**Work to be completed**
Could every entry be set down once more, exactly as given?

Items from an interface collection

_____

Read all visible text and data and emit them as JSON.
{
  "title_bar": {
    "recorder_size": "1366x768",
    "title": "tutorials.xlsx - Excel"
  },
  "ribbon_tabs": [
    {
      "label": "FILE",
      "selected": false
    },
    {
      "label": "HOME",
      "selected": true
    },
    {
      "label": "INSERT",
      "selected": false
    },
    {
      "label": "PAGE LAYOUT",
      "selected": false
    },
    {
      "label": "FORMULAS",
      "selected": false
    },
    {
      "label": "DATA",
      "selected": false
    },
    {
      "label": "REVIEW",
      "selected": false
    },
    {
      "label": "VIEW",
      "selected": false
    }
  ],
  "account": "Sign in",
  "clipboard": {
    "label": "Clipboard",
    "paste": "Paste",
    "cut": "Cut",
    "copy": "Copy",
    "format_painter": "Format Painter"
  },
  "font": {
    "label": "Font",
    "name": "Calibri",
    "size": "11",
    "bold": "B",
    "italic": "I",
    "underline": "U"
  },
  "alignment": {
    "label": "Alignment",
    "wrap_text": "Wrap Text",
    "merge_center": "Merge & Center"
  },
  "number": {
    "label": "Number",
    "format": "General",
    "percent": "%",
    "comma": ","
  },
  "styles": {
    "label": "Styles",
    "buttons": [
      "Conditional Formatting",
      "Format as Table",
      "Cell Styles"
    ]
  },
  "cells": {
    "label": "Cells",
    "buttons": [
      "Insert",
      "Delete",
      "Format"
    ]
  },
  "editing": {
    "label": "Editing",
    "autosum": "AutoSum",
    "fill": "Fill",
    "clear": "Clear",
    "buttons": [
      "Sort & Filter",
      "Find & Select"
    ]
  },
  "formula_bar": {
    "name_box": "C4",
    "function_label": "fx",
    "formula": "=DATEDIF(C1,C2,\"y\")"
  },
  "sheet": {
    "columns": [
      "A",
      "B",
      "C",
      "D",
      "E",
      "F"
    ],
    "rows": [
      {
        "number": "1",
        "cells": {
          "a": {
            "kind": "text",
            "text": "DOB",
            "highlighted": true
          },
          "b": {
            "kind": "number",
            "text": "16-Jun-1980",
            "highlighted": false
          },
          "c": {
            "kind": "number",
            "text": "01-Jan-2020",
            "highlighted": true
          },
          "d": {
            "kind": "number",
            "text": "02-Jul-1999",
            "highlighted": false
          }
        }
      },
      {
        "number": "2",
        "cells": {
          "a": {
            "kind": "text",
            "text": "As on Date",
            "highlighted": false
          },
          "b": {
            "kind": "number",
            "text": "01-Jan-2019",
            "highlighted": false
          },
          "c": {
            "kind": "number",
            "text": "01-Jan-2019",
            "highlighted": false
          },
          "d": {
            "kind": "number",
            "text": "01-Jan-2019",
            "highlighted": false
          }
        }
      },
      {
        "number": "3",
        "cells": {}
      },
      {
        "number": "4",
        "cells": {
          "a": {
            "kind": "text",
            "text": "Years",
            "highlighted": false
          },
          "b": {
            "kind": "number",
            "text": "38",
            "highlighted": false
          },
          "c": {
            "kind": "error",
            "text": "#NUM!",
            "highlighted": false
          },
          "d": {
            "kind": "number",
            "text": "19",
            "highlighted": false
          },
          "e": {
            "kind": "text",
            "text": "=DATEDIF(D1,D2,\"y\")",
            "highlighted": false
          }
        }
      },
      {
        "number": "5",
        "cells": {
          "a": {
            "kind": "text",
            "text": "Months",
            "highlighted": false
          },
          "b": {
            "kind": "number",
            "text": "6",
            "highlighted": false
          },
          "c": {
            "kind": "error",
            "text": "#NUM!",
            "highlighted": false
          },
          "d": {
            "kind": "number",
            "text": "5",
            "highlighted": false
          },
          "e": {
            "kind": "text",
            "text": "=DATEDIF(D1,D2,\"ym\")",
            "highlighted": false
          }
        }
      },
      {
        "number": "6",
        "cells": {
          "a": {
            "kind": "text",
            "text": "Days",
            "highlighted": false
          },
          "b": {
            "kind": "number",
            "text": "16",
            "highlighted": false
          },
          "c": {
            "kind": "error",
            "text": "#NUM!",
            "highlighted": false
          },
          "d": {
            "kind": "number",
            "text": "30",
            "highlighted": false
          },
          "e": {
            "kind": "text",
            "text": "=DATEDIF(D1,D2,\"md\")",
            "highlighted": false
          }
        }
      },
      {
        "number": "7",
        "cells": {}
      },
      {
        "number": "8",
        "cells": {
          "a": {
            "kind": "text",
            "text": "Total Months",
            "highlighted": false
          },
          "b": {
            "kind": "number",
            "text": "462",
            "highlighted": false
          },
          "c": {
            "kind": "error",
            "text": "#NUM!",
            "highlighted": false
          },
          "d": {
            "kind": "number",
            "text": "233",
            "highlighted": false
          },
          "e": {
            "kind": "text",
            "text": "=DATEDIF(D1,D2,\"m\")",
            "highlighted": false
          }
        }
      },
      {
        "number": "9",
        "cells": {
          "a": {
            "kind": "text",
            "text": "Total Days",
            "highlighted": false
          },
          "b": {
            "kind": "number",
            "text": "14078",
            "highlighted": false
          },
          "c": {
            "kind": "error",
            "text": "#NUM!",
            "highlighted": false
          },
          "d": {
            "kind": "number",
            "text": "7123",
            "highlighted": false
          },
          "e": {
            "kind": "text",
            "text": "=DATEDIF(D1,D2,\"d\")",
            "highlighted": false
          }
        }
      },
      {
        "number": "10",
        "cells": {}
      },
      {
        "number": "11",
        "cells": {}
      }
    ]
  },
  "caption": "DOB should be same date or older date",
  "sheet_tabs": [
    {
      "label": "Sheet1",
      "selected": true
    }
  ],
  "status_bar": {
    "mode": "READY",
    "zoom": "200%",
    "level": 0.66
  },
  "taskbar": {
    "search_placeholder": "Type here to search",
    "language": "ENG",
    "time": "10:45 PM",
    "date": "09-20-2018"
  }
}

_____

**Answer to this task**
Read all visible text and data and emit them as JSON.
{
  "title_bar": {
    "recorder_size": "1366x768",
    "title": "tutorials.xlsx - Excel"
  },
  "ribbon_tabs": [
    {
      "label": "FILE",
      "selected": false
    },
    {
      "label": "HOME",
      "selected": true
    },
    {
      "label": "INSERT",
      "selected": false
    },
    {
      "label": "PAGE LAYOUT",
      "selected": false
    },
    {
      "label": "FORMULAS",
      "selected": false
    },
    {
      "label": "DATA",
      "selected": false
    },
    {
      "label": "REVIEW",
      "selected": false
    },
    {
      "label": "VIEW",
      "selected": false
    }
  ],
  "account": "Sign in",
  "clipboard": {
    "label": "Clipboard",
    "paste": "Paste",
    "cut": "Cut",
    "copy": "Copy",
    "format_painter": "Format Painter"
  },
  "font": {
    "label": "Font",
    "name": "Calibri",
    "size": "11",
    "bold": "B",
    "italic": "I",
    "underline": "U"
  },
  "alignment": {
    "label": "Alignment",
    "wrap_text": "Wrap Text",
    "merge_center": "Merge & Center"
  },
  "number": {
    "label": "Number",
    "format": "General",
    "percent": "%",
    "comma": ","
  },
  "styles": {
    "label": "Styles",
    "buttons": [
      "Conditional Formatting",
      "Format as Table",
      "Cell Styles"
    ]
  },
  "cells": {
    "label": "Cells",
    "buttons": [
      "Insert",
      "Delete",
      "Format"
    ]
  },
  "editing": {
    "label": "Editing",
    "autosum": "AutoSum",
    "fill": "Fill",
    "clear": "Clear",
    "buttons": [
      "Sort & Filter",
      "Find & Select"
    ]
  },
  "formula_bar": {
    "name_box": "C4",
    "function_label": "fx",
    "formula": "=DATEDIF(C1,C2,\"y\")"
  },
  "sheet": {
    "columns": [
      "A",
      "B",
      "C",
      "D",
      "E",
      "F"
    ],
    "rows": [
      {
        "number": "1",
        "cells": {
          "a": {
            "kind": "text",
            "text": "DOB",
            "highlighted": true
          },
          "b": {
            "kind": "number",
            "text": "16-Jun-1980",
            "highlighted": false
          },
          "c": {
            "kind": "number",
            "text": "01-Jan-2020",
            "highlighted": true
          },
          "d": {
            "kind": "number",
            "text": "02-Jul-1999",
            "highlighted": false
          }
        }
      },
      {
        "number": "2",
        "cells": {
          "a": {
            "kind": "text",
            "text": "As on Date",
            "highlighted": false
          },
          "b": {
            "kind": "number",
            "text": "01-Jan-2019",
            "highlighted": false
          },
          "c": {
            "kind": "number",
            "text": "01-Jan-2019",
            "highlighted": false
          },
          "d": {
            "kind": "number",
            "text": "01-Jan-2019",
            "highlighted": false
          }
        }
      },
      {
        "number": "3",
        "cells": {}
      },
      {
        "number": "4",
        "cells": {
          "a": {
            "kind": "text",
            "text": "Years",
            "highlighted": false
          },
          "b": {
            "kind": "number",
            "text": "38",
            "highlighted": false
          },
          "c": {
            "kind": "error",
            "text": "#NUM!",
            "highlighted": false
          },
          "d": {
            "kind": "number",
            "text": "19",
            "highlighted": false
          },
          "e": {
            "kind": "text",
            "text": "=DATEDIF(D1,D2,\"y\")",
            "highlighted": false
          }
        }
      },
      {
        "number": "5",
        "cells": {
          "a": {
            "kind": "text",
            "text": "Months",
            "highlighted": false
          },
          "b": {
            "kind": "number",
            "text": "6",
            "highlighted": false
          },
          "c": {
            "kind": "error",
            "text": "#NUM!",
            "highlighted": false
          },
          "d": {
            "kind": "number",
            "text": "5",
            "highlighted": false
          },
          "e": {
            "kind": "text",
            "text": "=DATEDIF(D1,D2,\"ym\")",
            "highlighted": false
          }
        }
      },
      {
        "number": "6",
        "cells": {
          "a": {
            "kind": "text",
            "text": "Days",
            "highlighted": false
          },
          "b": {
            "kind": "number",
            "text": "16",
            "highlighted": false
          },
          "c": {
            "kind": "error",
            "text": "#NUM!",
            "highlighted": false
          },
          "d": {
            "kind": "number",
            "text": "30",
            "highlighted": false
          },
          "e": {
            "kind": "text",
            "text": "=DATEDIF(D1,D2,\"md\")",
            "highlighted": false
          }
        }
      },
      {
        "number": "7",
        "cells": {}
      },
      {
        "number": "8",
        "cells": {
          "a": {
            "kind": "text",
            "text": "Total Months",
            "highlighted": false
          },
          "b": {
            "kind": "number",
            "text": "462",
            "highlighted": false
          },
          "c": {
            "kind": "error",
            "text": "#NUM!",
            "highlighted": false
          },
          "d": {
            "kind": "number",
            "text": "233",
            "highlighted": false
          },
          "e": {
            "kind": "text",
            "text": "=DATEDIF(D1,D2,\"m\")",
            "highlighted": false
          }
        }
      },
      {
        "number": "9",
        "cells": {
          "a": {
            "kind": "text",
            "text": "Total Days",
            "highlighted": false
          },
          "b": {
            "kind": "number",
            "text": "14078",
            "highlighted": false
          },
          "c": {
            "kind": "error",
            "text": "#NUM!",
            "highlighted": false
          },
          "d": {
            "kind": "number",
            "text": "7123",
            "highlighted": false
          },
          "e": {
            "kind": "text",
            "text": "=DATEDIF(D1,D2,\"d\")",
            "highlighted": false
          }
        }
      },
      {
        "number": "10",
        "cells": {}
      },
      {
        "number": "11",
        "cells": {}
      }
    ]
  },
  "caption": "DOB should be same date or older date",
  "sheet_tabs": [
    {
      "label": "Sheet1",
      "selected": true
    }
  ],
  "status_bar": {
    "mode": "READY",
    "zoom": "200%",
    "level": 0.66
  },
  "taskbar": {
    "search_placeholder": "Type here to search",
    "language": "ENG",
    "time": "10:45 PM",
    "date": "09-20-2018"
  }
}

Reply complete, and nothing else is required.